[Start of Attachment]
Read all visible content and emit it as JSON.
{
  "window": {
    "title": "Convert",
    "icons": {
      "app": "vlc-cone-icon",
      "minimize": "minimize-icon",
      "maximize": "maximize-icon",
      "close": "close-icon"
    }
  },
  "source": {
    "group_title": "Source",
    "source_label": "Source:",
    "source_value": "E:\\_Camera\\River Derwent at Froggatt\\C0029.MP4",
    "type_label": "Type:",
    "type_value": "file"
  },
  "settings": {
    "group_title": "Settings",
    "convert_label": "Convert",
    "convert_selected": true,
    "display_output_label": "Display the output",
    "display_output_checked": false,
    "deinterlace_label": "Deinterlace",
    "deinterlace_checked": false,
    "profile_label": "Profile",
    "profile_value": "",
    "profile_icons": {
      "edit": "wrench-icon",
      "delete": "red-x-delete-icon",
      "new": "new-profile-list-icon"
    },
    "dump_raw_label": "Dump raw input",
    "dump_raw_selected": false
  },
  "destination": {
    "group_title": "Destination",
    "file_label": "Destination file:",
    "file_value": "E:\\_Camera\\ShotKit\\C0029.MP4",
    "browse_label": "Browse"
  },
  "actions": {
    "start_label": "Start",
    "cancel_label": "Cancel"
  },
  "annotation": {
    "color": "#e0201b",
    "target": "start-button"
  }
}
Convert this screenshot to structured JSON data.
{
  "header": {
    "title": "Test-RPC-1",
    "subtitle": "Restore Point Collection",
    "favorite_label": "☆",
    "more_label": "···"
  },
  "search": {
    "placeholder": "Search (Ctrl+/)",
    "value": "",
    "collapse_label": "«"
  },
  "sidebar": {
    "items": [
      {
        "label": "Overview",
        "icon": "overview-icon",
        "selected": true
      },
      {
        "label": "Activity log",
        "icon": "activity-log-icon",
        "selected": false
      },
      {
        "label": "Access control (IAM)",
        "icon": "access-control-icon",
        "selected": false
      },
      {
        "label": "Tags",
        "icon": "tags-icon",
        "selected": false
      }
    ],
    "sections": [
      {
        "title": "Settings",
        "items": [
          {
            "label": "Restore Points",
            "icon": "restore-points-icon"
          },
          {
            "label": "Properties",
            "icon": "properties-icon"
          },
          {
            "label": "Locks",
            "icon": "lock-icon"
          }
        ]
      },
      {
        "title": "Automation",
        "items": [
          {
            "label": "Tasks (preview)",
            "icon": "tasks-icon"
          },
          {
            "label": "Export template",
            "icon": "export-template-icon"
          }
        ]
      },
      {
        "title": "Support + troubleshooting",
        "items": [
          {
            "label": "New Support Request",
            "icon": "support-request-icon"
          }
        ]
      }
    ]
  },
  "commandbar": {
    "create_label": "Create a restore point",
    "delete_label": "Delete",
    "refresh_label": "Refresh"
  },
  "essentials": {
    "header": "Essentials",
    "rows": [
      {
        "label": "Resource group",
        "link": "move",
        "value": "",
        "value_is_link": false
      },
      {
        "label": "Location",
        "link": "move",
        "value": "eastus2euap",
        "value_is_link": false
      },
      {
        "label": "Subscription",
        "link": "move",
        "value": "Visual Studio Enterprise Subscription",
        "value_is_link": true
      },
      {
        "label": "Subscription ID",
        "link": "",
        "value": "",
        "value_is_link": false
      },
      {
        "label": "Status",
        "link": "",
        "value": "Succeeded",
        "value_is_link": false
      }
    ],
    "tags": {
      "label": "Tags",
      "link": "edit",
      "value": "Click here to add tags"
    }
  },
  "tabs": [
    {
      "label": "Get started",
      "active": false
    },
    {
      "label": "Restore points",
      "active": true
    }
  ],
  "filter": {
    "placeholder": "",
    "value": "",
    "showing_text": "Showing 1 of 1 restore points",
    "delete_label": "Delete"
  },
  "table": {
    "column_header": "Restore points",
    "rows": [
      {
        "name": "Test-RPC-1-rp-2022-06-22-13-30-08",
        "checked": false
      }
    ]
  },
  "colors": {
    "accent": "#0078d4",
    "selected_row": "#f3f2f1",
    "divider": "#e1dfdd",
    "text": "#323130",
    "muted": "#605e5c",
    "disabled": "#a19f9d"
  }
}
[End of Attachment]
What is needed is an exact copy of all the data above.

Read all visible content and emit it as JSON.
{
  "window": {
    "title": "Convert",
    "icons": {
      "app": "vlc-cone-icon",
      "minimize": "minimize-icon",
      "maximize": "maximize-icon",
      "close": "close-icon"
    }
  },
  "source": {
    "group_title": "Source",
    "source_label": "Source:",
    "source_value": "E:\\_Camera\\River Derwent at Froggatt\\C0029.MP4",
    "type_label": "Type:",
    "type_value": "file"
  },
  "settings": {
    "group_title": "Settings",
    "convert_label": "Convert",
    "convert_selected": true,
    "display_output_label": "Display the output",
    "display_output_checked": false,
    "deinterlace_label": "Deinterlace",
    "deinterlace_checked": false,
    "profile_label": "Profile",
    "profile_value": "",
    "profile_icons": {
      "edit": "wrench-icon",
      "delete": "red-x-delete-icon",
      "new": "new-profile-list-icon"
    },
    "dump_raw_label": "Dump raw input",
    "dump_raw_selected": false
  },
  "destination": {
    "group_title": "Destination",
    "file_label": "Destination file:",
    "file_value": "E:\\_Camera\\ShotKit\\C0029.MP4",
    "browse_label": "Browse"
  },
  "actions": {
    "start_label": "Start",
    "cancel_label": "Cancel"
  },
  "annotation": {
    "color": "#e0201b",
    "target": "start-button"
  }
}
Convert this screenshot to structured JSON data.
{
  "header": {
    "title": "Test-RPC-1",
    "subtitle": "Restore Point Collection",
    "favorite_label": "☆",
    "more_label": "···"
  },
  "search": {
    "placeholder": "Search (Ctrl+/)",
    "value": "",
    "collapse_label": "«"
  },
  "sidebar": {
    "items": [
      {
        "label": "Overview",
        "icon": "overview-icon",
        "selected": true
      },
      {
        "label": "Activity log",
        "icon": "activity-log-icon",
        "selected": false
      },
      {
        "label": "Access control (IAM)",
        "icon": "access-control-icon",
        "selected": false
      },
      {
        "label": "Tags",
        "icon": "tags-icon",
        "selected": false
      }
    ],
    "sections": [
      {
        "title": "Settings",
        "items": [
          {
            "label": "Restore Points",
            "icon": "restore-points-icon"
          },
          {
            "label": "Properties",
            "icon": "properties-icon"
          },
          {
            "label": "Locks",
            "icon": "lock-icon"
          }
        ]
      },
      {
        "title": "Automation",
        "items": [
          {
            "label": "Tasks (preview)",
            "icon": "tasks-icon"
          },
          {
            "label": "Export template",
            "icon": "export-template-icon"
          }
        ]
      },
      {
        "title": "Support + troubleshooting",
        "items": [
          {
            "label": "New Support Request",
            "icon": "support-request-icon"
          }
        ]
      }
    ]
  },
  "commandbar": {
    "create_label": "Create a restore point",
    "delete_label": "Delete",
    "refresh_label": "Refresh"
  },
  "essentials": {
    "header": "Essentials",
    "rows": [
      {
        "label": "Resource group",
        "link": "move",
        "value": "",
        "value_is_link": false
      },
      {
        "label": "Location",
        "link": "move",
        "value": "eastus2euap",
        "value_is_link": false
      },
      {
        "label": "Subscription",
        "link": "move",
        "value": "Visual Studio Enterprise Subscription",
        "value_is_link": true
      },
      {
        "label": "Subscription ID",
        "link": "",
        "value": "",
        "value_is_link": false
      },
      {
        "label": "Status",
        "link": "",
        "value": "Succeeded",
        "value_is_link": false
      }
    ],
    "tags": {
      "label": "Tags",
      "link": "edit",
      "value": "Click here to add tags"
    }
  },
  "tabs": [
    {
      "label": "Get started",
      "active": false
    },
    {
      "label": "Restore points",
      "active": true
    }
  ],
  "filter": {
    "placeholder": "",
    "value": "",
    "showing_text": "Showing 1 of 1 restore points",
    "delete_label": "Delete"
  },
  "table": {
    "column_header": "Restore points",
    "rows": [
      {
        "name": "Test-RPC-1-rp-2022-06-22-13-30-08",
        "checked": false
      }
    ]
  },
  "colors": {
    "accent": "#0078d4",
    "selected_row": "#f3f2f1",
    "divider": "#e1dfdd",
    "text": "#323130",
    "muted": "#605e5c",
    "disabled": "#a19f9d"
  }
}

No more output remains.